Reading has long been understood to offer therapeutic value. Reading for wellbeing, sometimes called ‘bibliotherapy’, can offer many benefits and when undertaken as shared reading can improve our mental health by fostering community and belonging.  

One of the aims of our Big Read is to provide an opportunity for shared reading and common talking points for our whole university community. We believe this is even more important as we continue to experience the challenges brought by the pandemic.  

We also recognise that the themes and topics of a Big Read can be challenging. In many ways this is a good thing. Being exposed to different viewpoints, experiences and knowledge helps us learn and develop as individuals and as a community.  

For some readers, a book might also trigger anxiety or other negative reactions. Although our Big Read this year is based on hope, some of the facts it presents about the climate emergency are deeply concerning.  

In recent years, there has been increasing recognition by health professions of ‘climate anxiety’ and ‘eco-anxiety’. Please remember there is a range of support services available to you here at Hallam if you want to talk this through with somebody or would like some support for any other reason. The Student Wellbeing service at Hallam provides a wealth of information and advice to support you and help you make the most of your student experience. They offer one-to-one support from wellbeing practitioners, group sessions, along with a range of self-help resources. For staff at Hallam, we have a dedicated area on the staff intranet for wellbeing support, which includes various resources and an employee assistance programme. 



Bates, J. & Schuman, A. (2016). Books do furnish a mind: the art and science of bibliotherapy. The Lancet, 387(10020), 742-743.

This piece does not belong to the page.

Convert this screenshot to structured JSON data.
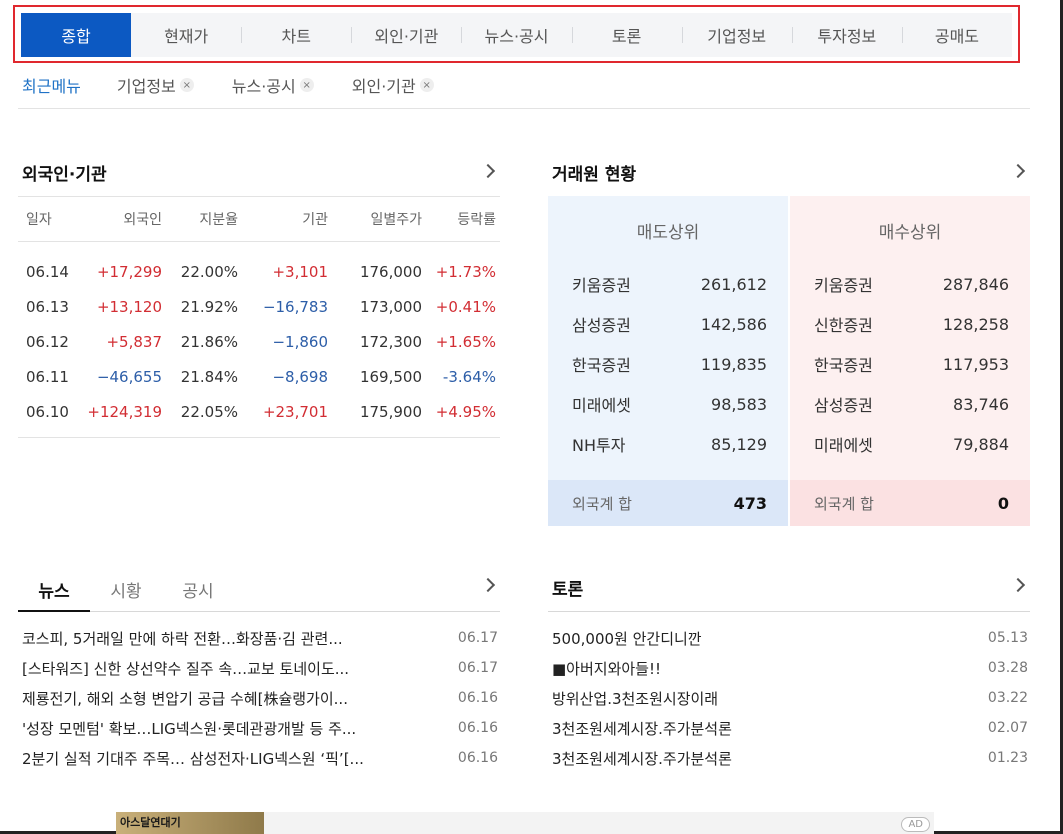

Clayton, S. (2020). Climate anxiety: psychological responses to climate change. Journal of Anxiety Disorders, 74, 102263.

Rao, M. & Powell, R. (2021, October 6). The climate crisis and the rise of eco-anxiety. The BMJ Opinion.

The Reading Agency. (2013). Reading Well evidence base.